SA’s public sector wage bill ‘stabilising’


23 October 2013

South Africa’s biggest employer – the government – is committed to ensuring that the growing public sector wage bill does not threaten the country’s expenditure ceiling, Finance Minister Pravin Gordhan told Parliament on Wednesday.

Presenting his medium term budget policy statement in Cape Town, Gordhan said that, while the compensation of public servants now accounted for 39.4% of the budget of non-interest spending and would continue to outpace inflation, it would grow at a slower rate than over the past three years.

Public sector wage increases have begun to align more closely with inflation, following the conclusion of occupation-specific wage dispensations and the three-year wage settlement reached in 2011, he said.
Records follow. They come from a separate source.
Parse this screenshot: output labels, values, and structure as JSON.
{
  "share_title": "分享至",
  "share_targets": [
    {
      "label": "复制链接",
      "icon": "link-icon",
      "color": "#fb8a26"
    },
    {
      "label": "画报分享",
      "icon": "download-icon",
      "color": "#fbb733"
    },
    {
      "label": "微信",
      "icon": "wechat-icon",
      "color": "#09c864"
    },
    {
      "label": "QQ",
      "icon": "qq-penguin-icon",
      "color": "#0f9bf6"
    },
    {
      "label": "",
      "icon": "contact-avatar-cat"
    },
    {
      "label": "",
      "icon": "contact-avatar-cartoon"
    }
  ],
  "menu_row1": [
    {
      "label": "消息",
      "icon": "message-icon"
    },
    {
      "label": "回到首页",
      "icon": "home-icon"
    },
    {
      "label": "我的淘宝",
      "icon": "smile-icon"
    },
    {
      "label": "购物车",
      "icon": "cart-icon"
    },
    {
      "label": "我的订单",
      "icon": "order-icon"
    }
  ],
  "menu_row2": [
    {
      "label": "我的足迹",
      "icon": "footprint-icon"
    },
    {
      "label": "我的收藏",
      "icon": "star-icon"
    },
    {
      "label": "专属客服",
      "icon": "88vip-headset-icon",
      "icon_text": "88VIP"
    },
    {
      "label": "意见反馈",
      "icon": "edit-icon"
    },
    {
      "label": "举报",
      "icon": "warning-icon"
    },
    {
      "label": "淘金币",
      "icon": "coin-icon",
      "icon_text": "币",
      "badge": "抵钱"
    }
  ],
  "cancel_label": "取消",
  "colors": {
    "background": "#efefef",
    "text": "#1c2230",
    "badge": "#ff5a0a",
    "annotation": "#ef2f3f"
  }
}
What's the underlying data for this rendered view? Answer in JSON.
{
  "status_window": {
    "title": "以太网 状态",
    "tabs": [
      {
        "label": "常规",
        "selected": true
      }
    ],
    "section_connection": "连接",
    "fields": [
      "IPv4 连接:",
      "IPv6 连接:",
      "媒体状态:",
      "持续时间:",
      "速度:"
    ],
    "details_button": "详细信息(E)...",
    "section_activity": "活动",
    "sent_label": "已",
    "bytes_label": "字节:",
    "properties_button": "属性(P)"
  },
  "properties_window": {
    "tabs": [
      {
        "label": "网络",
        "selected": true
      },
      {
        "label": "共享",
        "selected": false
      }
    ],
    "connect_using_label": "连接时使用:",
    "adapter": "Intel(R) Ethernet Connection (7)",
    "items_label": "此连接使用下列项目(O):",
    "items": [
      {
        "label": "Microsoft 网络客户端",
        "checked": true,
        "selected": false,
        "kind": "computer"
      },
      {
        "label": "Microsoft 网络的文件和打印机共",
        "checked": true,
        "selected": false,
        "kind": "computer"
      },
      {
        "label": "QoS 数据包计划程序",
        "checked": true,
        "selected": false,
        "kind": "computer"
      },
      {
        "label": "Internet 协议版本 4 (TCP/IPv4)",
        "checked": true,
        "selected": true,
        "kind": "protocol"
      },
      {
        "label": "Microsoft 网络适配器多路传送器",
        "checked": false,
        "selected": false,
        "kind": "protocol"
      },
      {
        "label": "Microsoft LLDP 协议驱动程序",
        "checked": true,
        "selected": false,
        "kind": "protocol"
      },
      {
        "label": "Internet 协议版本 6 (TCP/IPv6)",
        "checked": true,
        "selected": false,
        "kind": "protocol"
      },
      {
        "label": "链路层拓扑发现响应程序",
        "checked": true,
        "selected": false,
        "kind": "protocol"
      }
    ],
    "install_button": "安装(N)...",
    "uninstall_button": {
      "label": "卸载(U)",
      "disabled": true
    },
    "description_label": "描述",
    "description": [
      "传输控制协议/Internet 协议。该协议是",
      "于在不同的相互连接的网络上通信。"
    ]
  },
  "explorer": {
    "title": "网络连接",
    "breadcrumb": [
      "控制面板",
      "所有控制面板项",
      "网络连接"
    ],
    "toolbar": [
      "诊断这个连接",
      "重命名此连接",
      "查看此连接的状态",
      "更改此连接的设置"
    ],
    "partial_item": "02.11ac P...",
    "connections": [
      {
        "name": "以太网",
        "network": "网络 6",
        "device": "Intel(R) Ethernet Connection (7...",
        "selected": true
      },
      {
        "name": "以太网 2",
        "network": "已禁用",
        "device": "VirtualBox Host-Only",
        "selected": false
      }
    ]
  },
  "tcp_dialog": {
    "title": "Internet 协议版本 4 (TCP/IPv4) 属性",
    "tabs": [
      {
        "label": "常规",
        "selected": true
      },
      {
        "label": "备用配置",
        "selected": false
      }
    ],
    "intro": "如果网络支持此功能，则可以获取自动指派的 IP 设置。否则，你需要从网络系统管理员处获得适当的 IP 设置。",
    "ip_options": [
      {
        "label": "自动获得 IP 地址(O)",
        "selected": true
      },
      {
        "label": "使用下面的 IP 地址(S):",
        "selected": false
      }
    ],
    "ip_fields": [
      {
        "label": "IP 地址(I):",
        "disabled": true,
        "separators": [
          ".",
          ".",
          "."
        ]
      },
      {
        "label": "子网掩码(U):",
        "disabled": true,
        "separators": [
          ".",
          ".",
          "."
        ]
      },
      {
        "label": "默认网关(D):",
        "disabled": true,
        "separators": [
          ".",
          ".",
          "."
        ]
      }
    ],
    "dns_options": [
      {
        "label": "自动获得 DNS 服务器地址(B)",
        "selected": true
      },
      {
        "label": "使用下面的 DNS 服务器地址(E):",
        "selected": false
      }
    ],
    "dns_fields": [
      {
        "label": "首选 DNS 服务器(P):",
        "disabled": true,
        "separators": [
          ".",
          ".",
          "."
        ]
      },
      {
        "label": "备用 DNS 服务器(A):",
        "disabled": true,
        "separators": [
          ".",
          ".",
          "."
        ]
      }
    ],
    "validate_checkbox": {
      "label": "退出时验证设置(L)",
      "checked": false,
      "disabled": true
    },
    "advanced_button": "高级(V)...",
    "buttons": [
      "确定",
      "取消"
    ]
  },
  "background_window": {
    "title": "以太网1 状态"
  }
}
While the average level of wage settlements grew at about eight percent in 2010, when inflation was running at about four percent, they had grown at about seven percent in 2012, slightly above inflation at about six percent.

Gordhan said the increase in the public sector wage bill had been driven by the implementation of occupation-specific wage dispensations designed to raise public-sector salaries for skilled and experienced staff.

Since 2005, more than 250 000 additional public servants – mostly nurses, teachers and police officers – were added to the government’s payroll at both national and provincial level.

Of the over 1.2-million public servants, 485 370 or 38.8% are in the education sector, with 318 756 or 25.5% in health care and 275 154 or 22% in policing and criminal justice.

Over R350-billion is currently spent on government salaries.

Gordhan said there was growing concern about managerial and administrative staff increases across government.

He said the government aimed to maintain current staff numbers over the next three years, and that senior officials would have to provide compelling reasons for hiring additional personnel.

To this end, the National Treasury and the Department of Public Service and Administration would work hand-in-hand to monitor wage bill trends and to enforce discipline in hiring, Gordhan said.

The government was also working towards reaching a sustainable public-sector wage agreement.